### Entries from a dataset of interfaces
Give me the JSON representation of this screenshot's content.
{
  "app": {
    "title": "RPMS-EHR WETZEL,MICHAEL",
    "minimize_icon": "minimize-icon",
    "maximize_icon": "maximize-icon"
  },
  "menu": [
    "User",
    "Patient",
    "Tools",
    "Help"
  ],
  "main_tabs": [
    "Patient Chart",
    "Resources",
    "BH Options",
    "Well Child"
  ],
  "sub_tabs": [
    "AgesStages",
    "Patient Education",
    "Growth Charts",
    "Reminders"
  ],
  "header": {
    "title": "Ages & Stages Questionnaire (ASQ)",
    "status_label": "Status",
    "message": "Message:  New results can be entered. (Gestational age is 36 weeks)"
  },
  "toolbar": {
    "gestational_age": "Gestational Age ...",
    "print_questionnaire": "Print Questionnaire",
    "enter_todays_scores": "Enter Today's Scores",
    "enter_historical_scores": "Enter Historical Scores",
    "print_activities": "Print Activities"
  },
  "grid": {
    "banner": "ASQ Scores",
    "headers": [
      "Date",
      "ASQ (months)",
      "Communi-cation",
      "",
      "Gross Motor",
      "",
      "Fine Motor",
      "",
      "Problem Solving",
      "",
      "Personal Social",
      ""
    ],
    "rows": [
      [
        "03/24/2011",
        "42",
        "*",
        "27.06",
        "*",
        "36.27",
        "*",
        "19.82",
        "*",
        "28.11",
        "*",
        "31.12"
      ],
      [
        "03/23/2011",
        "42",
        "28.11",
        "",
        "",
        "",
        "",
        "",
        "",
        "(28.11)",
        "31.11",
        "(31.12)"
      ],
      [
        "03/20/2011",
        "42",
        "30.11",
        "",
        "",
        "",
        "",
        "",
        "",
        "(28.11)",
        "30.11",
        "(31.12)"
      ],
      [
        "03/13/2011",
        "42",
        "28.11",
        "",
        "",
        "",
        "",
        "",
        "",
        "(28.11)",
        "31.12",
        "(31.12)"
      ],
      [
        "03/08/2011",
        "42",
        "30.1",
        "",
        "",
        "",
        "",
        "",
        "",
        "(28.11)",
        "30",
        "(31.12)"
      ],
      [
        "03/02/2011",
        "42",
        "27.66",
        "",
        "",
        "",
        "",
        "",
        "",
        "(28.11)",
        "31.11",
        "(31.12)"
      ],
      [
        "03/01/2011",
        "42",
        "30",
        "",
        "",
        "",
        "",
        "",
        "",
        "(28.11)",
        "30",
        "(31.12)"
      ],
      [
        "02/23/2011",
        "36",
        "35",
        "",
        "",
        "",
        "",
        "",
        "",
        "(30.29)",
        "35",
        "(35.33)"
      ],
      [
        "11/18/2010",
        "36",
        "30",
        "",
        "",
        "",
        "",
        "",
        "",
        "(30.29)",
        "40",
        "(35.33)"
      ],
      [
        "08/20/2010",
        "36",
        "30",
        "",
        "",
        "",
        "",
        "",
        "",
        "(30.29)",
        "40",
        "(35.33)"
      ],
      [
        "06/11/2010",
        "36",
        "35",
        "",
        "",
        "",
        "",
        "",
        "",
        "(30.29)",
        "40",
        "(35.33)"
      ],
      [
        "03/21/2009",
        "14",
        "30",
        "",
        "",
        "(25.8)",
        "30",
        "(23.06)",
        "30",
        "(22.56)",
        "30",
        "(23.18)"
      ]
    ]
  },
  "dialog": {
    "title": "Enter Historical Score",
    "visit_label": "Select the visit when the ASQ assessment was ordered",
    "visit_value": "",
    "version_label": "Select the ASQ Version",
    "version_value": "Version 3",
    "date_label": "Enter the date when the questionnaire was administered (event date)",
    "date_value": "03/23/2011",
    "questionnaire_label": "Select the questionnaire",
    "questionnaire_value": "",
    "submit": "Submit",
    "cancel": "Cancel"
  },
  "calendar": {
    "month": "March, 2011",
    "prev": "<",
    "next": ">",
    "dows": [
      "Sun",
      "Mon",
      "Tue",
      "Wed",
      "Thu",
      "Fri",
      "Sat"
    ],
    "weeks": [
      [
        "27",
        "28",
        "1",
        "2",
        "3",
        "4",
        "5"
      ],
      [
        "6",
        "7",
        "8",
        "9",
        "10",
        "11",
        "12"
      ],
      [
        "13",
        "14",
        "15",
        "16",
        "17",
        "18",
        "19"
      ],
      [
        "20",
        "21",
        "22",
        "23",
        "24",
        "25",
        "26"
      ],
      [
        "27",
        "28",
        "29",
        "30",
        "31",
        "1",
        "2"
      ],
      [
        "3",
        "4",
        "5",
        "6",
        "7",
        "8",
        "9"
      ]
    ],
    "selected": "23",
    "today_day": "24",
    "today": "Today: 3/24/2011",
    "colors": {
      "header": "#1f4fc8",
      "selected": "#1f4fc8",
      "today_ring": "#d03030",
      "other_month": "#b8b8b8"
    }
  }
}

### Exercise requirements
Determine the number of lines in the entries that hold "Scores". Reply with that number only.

### Expected output
3